Work out how many lines in the entries below contain the string "Password". Reply with that figure alone.
+++++
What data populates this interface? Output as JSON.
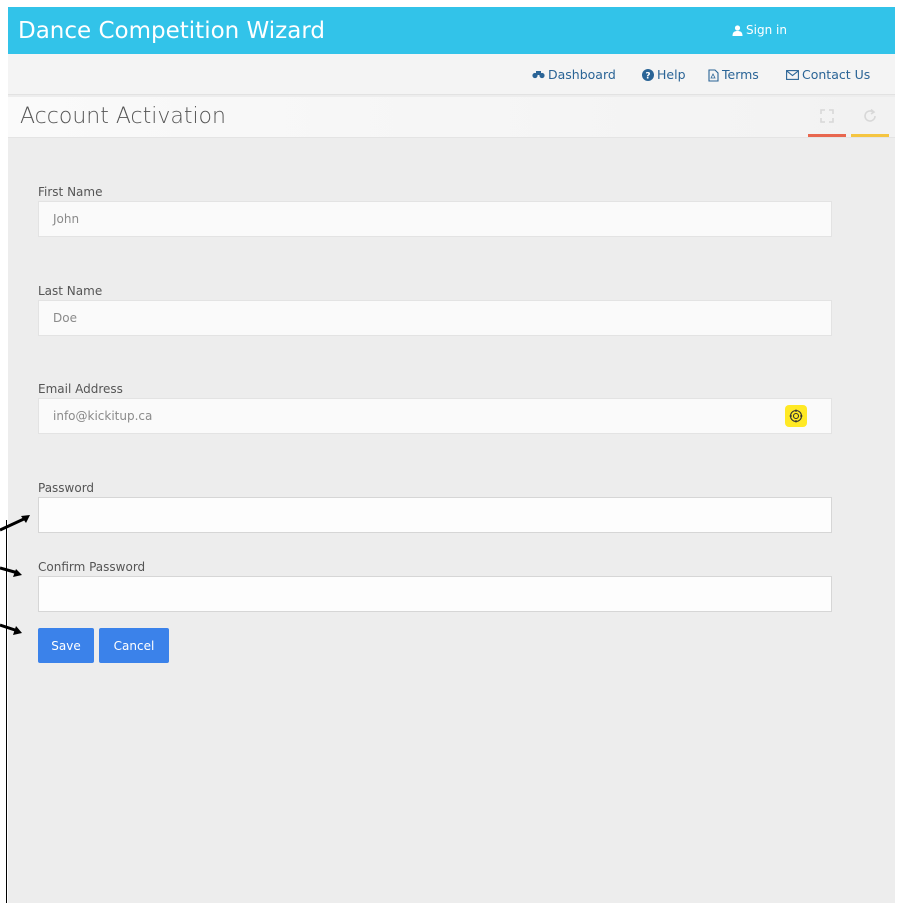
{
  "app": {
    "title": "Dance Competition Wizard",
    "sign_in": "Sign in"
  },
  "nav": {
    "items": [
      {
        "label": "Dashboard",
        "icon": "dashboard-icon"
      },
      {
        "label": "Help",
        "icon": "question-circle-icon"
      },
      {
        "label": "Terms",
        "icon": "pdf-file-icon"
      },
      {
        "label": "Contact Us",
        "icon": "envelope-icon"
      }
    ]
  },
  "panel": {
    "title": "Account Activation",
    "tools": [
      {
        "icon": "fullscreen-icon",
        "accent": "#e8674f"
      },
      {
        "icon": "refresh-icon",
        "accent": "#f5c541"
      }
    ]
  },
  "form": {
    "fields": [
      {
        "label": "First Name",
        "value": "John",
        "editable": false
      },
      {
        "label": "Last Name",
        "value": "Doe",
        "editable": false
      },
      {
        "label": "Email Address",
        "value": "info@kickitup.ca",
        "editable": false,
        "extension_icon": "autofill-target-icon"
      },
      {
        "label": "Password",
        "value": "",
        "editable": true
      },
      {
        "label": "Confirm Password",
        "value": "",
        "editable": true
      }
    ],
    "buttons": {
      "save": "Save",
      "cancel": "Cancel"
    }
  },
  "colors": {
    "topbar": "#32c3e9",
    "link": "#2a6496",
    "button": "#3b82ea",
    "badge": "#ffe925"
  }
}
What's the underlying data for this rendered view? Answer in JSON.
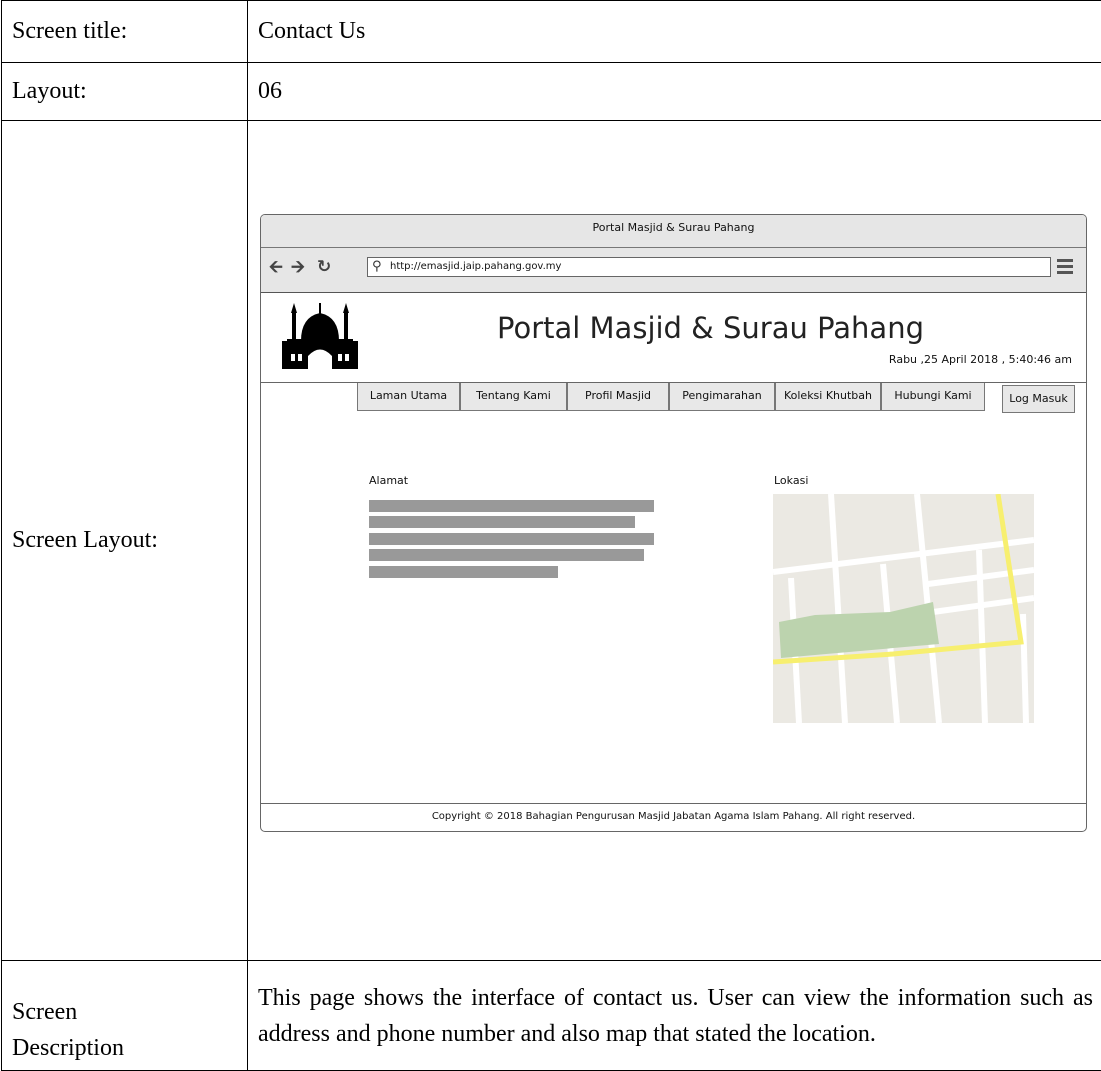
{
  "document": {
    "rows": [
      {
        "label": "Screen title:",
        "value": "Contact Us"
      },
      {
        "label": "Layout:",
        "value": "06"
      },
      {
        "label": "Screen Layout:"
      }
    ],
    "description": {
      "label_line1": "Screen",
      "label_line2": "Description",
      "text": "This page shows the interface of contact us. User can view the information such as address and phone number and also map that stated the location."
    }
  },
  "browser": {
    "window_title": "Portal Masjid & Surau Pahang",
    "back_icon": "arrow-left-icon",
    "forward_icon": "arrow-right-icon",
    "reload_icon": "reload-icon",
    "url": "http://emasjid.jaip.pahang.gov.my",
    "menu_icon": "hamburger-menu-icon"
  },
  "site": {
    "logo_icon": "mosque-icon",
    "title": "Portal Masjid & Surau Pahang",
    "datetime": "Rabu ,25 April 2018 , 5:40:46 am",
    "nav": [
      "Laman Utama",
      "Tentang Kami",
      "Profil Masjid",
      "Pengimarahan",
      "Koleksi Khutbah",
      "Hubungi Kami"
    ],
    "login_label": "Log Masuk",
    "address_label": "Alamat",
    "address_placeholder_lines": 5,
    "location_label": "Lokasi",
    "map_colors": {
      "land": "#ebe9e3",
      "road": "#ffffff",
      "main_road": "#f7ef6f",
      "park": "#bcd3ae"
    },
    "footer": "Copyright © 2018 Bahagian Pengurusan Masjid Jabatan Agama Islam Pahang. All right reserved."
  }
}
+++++
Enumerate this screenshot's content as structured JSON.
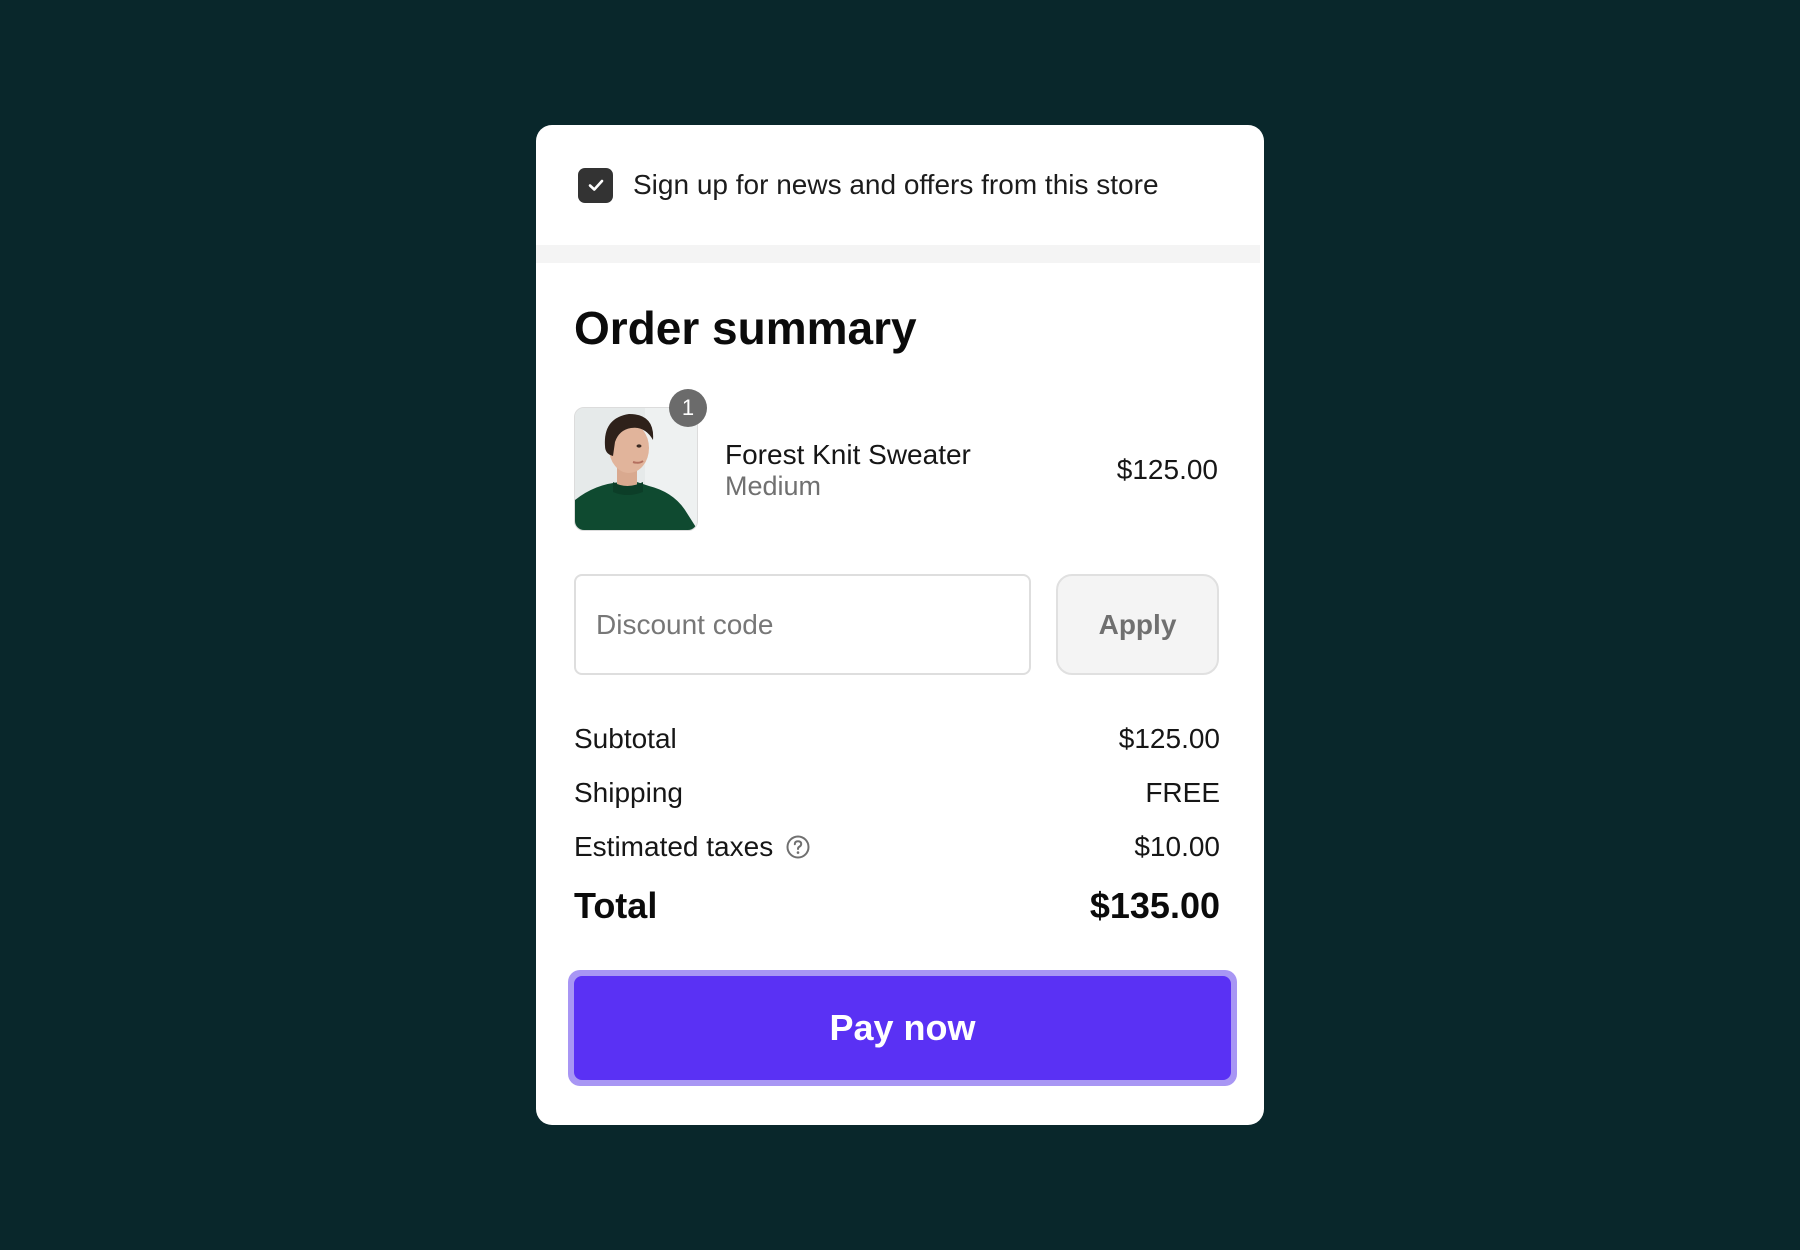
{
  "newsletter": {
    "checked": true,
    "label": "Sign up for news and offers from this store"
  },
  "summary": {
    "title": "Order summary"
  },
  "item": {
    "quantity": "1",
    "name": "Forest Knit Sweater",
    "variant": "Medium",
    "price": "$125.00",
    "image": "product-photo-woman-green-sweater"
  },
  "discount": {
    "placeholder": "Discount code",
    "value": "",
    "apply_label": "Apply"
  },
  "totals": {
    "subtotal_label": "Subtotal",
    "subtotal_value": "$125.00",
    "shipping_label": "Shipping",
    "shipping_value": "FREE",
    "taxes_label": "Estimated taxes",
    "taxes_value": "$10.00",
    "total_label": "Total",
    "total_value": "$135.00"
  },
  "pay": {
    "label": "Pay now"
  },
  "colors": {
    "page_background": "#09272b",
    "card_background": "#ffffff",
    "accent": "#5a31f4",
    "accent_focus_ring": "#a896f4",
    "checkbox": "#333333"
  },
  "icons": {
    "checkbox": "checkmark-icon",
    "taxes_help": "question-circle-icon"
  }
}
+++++
# Response to the exercise
2